[Dataset excerpts]
=-=-=

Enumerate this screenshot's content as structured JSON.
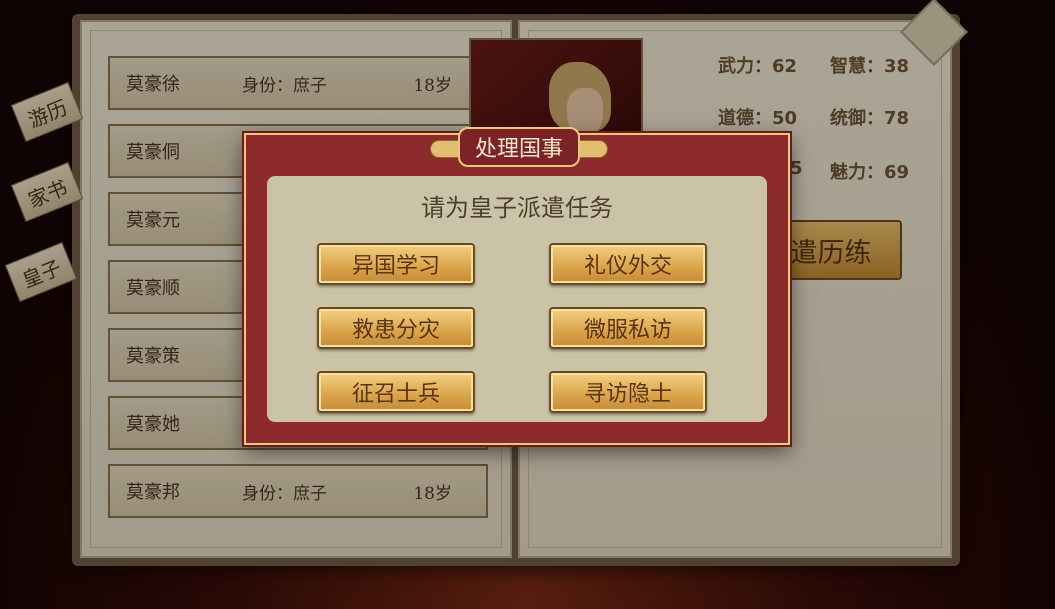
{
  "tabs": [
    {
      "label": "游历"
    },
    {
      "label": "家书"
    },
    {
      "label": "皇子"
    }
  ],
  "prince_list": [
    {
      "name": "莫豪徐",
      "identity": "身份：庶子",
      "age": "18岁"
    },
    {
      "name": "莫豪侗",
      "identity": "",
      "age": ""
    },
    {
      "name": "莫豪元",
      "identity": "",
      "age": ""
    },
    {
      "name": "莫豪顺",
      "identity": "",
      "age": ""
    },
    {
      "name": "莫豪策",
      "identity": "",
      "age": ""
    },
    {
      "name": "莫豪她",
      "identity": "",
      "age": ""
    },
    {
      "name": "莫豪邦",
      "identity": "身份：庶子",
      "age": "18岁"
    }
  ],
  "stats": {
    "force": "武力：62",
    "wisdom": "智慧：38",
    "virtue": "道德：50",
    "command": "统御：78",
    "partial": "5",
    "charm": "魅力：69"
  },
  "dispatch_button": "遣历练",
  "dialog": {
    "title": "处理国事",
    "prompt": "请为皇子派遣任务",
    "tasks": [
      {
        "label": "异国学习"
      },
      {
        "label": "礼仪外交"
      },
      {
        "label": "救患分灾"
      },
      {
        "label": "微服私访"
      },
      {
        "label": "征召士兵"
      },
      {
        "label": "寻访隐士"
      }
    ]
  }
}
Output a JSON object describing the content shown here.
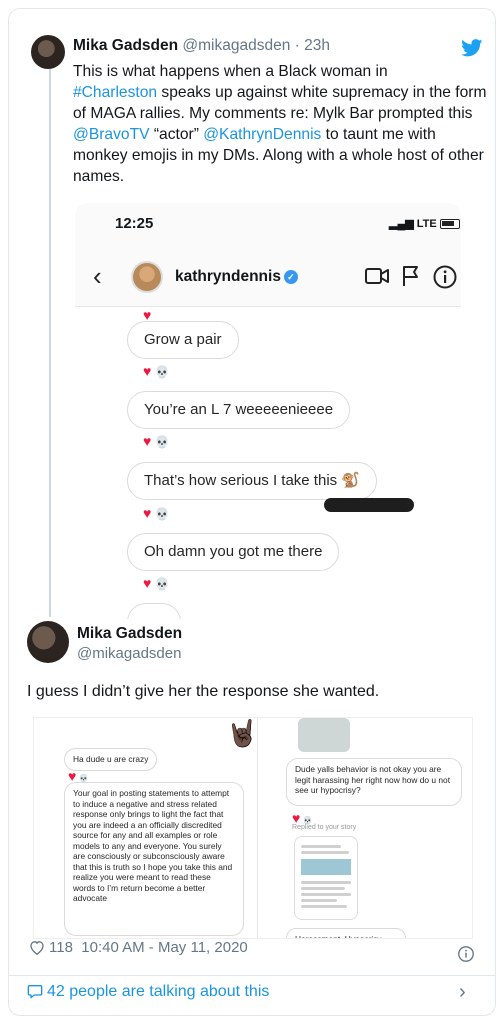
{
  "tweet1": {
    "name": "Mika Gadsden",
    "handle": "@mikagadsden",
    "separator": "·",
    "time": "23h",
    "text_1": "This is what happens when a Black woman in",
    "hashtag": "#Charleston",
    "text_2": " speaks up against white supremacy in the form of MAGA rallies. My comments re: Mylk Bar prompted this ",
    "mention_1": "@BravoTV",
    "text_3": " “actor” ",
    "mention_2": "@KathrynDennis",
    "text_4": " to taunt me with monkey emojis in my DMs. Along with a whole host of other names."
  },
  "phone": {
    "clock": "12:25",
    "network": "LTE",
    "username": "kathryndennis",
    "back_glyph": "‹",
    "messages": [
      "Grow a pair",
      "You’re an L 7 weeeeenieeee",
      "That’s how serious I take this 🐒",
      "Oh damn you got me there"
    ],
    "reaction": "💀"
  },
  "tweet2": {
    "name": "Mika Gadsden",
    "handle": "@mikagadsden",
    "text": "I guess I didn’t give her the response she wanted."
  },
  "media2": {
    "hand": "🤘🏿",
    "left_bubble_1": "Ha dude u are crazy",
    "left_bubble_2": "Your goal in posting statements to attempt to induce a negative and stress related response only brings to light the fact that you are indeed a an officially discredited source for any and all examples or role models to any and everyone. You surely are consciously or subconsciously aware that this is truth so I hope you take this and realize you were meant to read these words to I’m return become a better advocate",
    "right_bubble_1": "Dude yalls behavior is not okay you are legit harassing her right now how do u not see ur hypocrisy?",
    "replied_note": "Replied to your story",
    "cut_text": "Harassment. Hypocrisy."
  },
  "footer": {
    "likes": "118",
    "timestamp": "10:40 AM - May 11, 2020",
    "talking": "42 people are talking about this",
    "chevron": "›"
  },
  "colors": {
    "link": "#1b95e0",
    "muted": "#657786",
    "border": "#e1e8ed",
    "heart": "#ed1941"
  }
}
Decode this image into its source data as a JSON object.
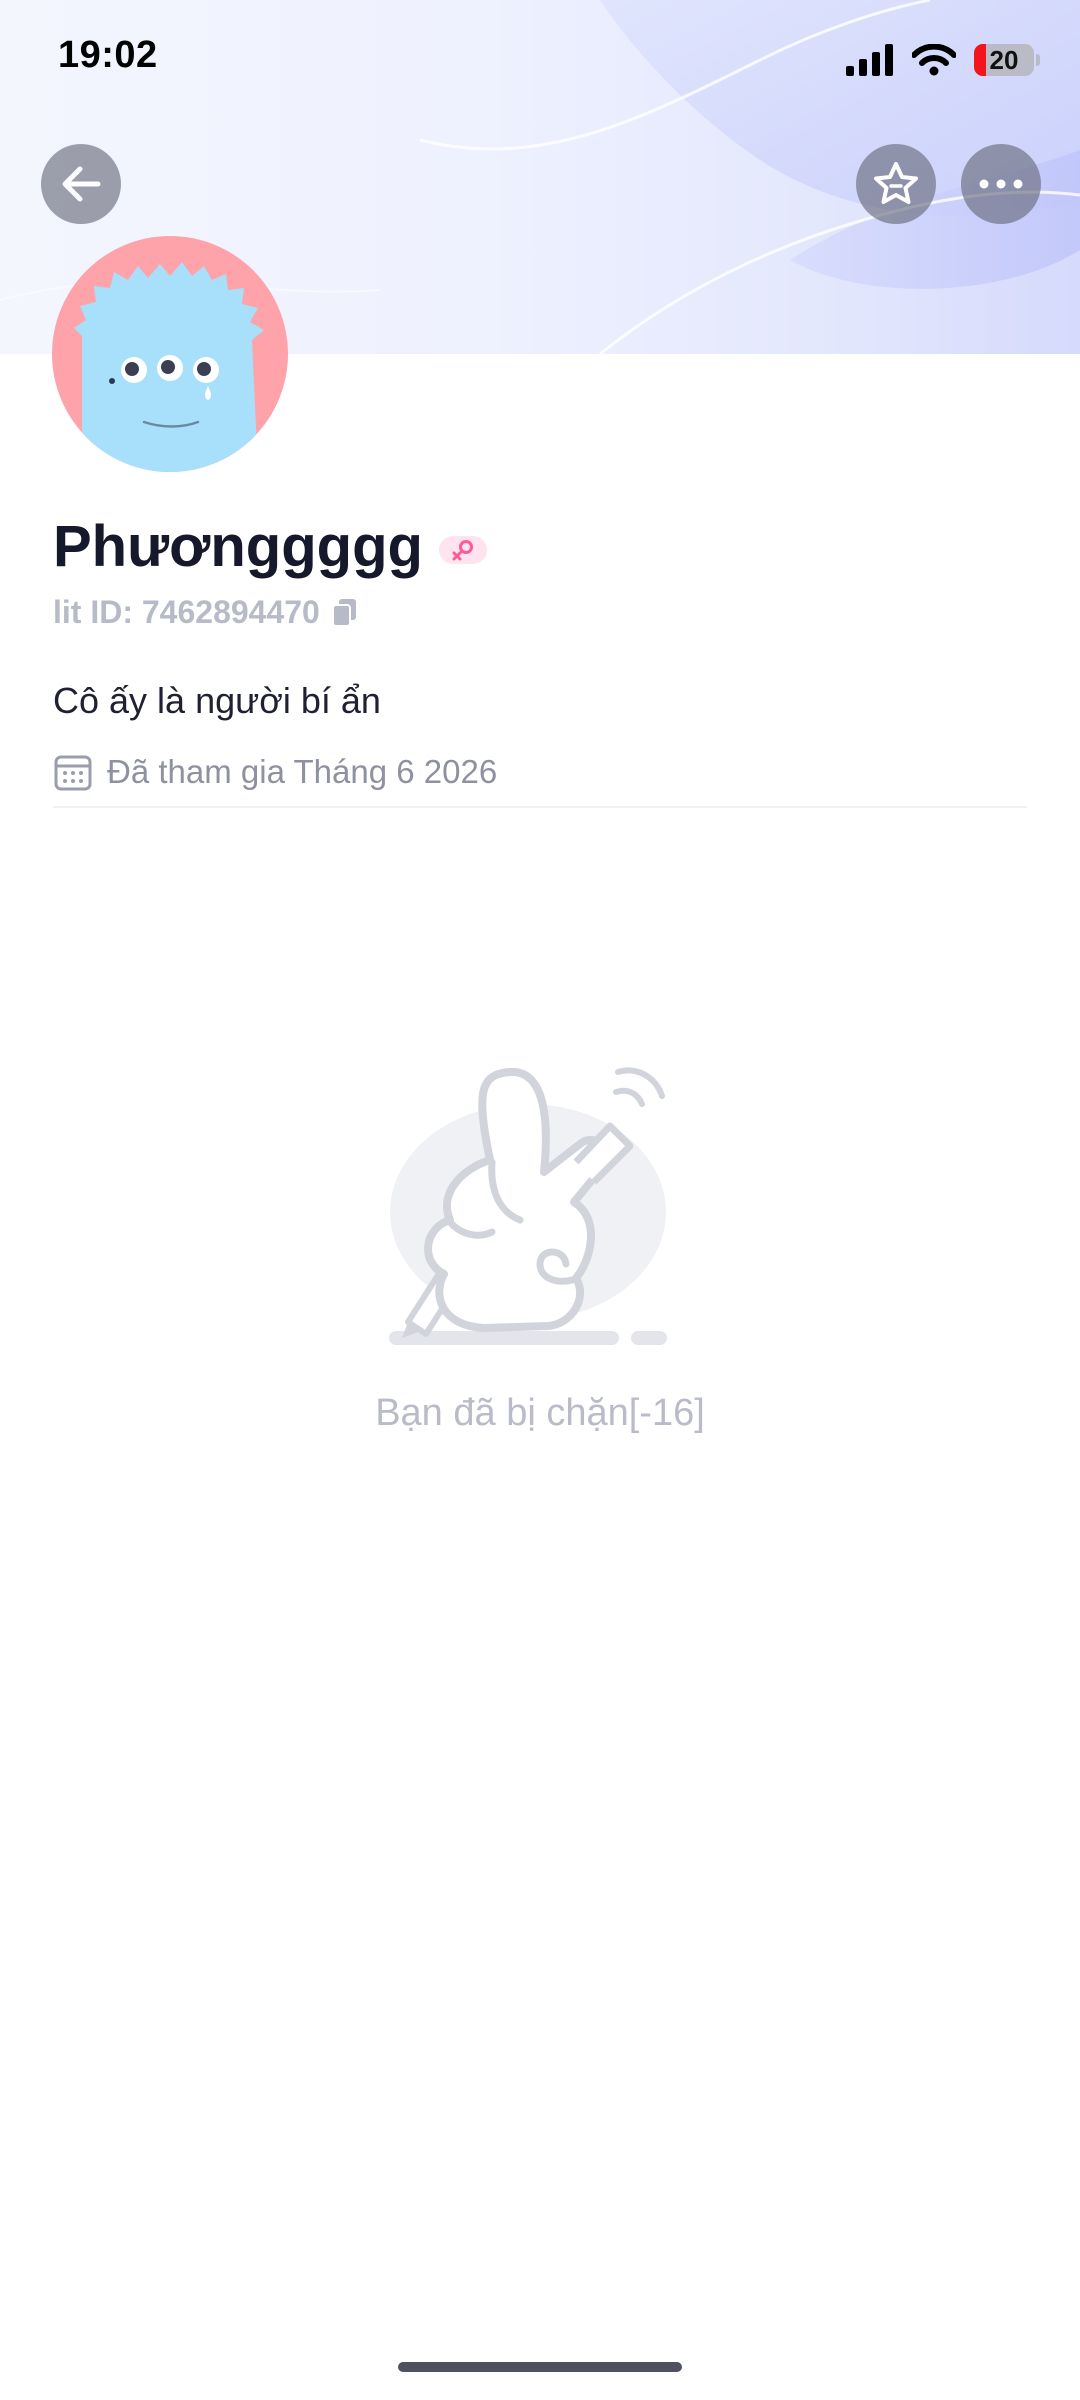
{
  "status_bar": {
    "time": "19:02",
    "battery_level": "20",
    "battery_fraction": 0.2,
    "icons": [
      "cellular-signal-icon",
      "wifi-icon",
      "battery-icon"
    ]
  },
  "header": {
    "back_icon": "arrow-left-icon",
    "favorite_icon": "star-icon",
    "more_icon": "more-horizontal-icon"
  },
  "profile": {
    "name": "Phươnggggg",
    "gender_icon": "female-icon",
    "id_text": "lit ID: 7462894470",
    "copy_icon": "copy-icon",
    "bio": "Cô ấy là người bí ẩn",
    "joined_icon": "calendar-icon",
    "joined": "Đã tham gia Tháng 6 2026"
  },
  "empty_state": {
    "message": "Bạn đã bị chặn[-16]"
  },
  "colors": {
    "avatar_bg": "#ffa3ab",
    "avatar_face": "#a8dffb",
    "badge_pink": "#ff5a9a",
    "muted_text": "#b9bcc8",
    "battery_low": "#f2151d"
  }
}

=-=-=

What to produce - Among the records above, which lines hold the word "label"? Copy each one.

Exercise output -
      "label": "游历"
      "label": "家书"
      "label": "皇子"
        "label": "异国学习"
        "label": "礼仪外交"
        "label": "救患分灾"
        "label": "微服私访"
        "label": "征召士兵"
        "label": "寻访隐士"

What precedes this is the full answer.